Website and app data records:
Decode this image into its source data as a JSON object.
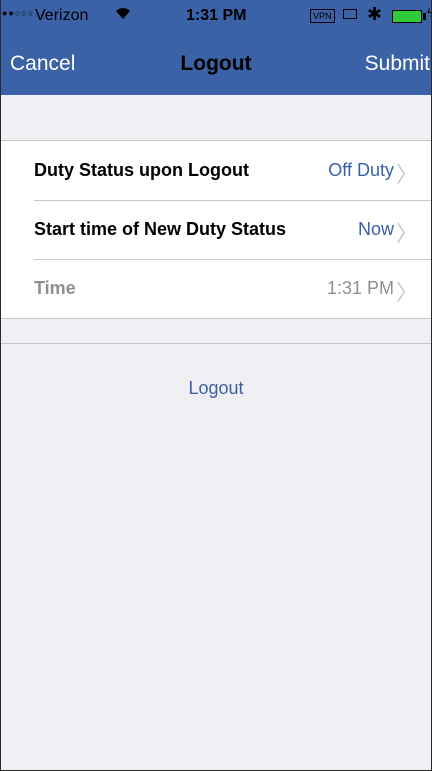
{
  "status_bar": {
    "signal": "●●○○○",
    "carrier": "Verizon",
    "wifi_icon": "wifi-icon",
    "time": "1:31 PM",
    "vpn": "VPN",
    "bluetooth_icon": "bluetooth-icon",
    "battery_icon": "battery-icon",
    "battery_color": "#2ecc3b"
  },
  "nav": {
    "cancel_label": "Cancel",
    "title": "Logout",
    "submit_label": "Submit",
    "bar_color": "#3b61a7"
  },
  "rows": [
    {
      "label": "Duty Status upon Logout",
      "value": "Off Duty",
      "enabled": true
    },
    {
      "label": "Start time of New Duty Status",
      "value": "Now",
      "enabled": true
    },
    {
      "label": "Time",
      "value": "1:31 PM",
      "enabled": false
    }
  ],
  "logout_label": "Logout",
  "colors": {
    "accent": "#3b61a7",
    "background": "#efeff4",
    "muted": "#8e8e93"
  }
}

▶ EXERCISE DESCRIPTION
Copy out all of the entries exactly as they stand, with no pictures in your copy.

▶ EXPECTED ANSWER
Decode this image into its source data as a JSON object.
{
  "status_bar": {
    "signal": "●●○○○",
    "carrier": "Verizon",
    "wifi_icon": "wifi-icon",
    "time": "1:31 PM",
    "vpn": "VPN",
    "bluetooth_icon": "bluetooth-icon",
    "battery_icon": "battery-icon",
    "battery_color": "#2ecc3b"
  },
  "nav": {
    "cancel_label": "Cancel",
    "title": "Logout",
    "submit_label": "Submit",
    "bar_color": "#3b61a7"
  },
  "rows": [
    {
      "label": "Duty Status upon Logout",
      "value": "Off Duty",
      "enabled": true
    },
    {
      "label": "Start time of New Duty Status",
      "value": "Now",
      "enabled": true
    },
    {
      "label": "Time",
      "value": "1:31 PM",
      "enabled": false
    }
  ],
  "logout_label": "Logout",
  "colors": {
    "accent": "#3b61a7",
    "background": "#efeff4",
    "muted": "#8e8e93"
  }
}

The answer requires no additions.